## Problem statement
Among the lines below, count those with "Support". Give only the number.

## Information given
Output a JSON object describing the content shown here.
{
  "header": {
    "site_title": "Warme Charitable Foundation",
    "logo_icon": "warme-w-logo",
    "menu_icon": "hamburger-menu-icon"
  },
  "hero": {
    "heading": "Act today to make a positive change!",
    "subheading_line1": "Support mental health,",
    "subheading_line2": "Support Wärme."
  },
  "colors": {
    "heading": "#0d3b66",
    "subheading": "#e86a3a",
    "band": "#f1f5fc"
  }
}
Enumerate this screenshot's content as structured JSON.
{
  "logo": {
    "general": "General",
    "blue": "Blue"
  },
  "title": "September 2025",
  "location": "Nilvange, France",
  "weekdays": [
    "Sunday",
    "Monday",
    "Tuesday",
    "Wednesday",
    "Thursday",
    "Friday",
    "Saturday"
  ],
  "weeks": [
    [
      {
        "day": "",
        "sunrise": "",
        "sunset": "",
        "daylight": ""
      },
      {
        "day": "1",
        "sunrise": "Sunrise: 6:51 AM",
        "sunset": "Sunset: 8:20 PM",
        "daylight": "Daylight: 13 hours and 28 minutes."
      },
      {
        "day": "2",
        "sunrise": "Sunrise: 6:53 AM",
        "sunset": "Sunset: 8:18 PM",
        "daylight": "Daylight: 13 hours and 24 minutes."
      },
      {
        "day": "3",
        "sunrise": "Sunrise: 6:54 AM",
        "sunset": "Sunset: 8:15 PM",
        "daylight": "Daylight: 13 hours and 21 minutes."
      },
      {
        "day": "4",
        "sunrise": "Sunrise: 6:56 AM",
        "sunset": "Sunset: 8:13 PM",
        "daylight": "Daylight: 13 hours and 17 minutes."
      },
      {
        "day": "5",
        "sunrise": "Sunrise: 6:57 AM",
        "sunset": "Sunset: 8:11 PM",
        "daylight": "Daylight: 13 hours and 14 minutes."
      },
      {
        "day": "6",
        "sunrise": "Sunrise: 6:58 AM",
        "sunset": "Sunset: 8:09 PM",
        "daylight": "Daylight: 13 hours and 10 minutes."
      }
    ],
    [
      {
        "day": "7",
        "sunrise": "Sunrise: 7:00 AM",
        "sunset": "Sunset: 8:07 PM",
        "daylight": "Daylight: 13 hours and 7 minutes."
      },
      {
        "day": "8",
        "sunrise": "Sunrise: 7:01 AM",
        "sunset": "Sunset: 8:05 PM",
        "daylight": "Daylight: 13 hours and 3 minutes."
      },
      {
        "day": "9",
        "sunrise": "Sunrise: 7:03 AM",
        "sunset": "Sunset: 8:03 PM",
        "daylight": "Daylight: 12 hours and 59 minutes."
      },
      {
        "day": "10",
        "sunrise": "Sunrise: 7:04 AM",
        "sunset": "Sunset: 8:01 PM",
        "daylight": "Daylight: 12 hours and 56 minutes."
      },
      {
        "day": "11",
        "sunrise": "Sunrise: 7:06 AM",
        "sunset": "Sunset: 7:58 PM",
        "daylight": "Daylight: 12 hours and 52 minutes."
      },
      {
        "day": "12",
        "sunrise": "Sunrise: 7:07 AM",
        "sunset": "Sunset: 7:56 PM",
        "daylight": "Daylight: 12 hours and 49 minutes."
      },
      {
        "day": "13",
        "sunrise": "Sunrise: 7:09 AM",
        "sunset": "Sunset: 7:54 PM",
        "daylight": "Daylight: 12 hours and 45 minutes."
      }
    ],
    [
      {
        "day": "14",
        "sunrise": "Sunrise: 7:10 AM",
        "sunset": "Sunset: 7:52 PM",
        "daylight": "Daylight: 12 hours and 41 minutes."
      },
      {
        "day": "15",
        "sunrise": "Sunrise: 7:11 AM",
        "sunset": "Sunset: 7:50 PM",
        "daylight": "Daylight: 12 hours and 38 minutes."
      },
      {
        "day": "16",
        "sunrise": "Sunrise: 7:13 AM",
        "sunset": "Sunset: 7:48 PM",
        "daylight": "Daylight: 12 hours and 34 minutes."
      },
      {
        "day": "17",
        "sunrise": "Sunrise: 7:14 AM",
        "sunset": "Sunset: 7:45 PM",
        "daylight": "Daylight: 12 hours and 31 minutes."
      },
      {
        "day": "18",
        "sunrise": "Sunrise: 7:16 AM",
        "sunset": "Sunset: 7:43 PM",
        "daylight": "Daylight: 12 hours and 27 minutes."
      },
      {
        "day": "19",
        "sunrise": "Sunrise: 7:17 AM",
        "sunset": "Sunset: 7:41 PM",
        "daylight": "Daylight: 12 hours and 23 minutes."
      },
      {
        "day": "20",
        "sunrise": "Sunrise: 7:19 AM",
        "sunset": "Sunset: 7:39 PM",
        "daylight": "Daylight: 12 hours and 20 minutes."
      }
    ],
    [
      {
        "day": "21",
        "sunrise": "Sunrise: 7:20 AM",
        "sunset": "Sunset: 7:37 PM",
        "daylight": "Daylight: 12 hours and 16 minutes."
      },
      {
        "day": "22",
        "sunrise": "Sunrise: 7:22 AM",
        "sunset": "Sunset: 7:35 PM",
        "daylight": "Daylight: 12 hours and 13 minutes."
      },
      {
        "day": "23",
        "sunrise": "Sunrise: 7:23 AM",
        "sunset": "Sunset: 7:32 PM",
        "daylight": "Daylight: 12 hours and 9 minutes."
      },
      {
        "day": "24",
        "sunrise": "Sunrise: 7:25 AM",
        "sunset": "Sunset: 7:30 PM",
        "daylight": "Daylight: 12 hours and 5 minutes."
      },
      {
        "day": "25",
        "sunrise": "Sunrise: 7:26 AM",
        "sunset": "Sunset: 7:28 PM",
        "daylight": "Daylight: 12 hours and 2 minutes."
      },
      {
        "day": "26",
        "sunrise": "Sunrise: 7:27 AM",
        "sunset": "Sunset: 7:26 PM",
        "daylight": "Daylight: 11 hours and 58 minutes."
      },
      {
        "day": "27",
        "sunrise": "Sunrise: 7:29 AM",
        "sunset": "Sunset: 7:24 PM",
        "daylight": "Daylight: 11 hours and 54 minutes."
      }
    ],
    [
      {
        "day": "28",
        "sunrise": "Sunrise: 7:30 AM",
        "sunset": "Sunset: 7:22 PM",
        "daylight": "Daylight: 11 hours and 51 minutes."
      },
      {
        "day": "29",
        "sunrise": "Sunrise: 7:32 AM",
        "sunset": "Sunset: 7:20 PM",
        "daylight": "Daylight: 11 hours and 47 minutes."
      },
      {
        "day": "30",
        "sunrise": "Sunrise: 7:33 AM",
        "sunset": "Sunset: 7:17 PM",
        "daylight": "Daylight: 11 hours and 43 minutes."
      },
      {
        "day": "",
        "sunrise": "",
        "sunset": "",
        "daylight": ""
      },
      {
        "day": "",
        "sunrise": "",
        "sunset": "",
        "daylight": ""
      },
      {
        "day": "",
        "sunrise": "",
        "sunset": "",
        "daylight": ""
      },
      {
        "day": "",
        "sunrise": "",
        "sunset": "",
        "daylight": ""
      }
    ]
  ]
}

## Task response
2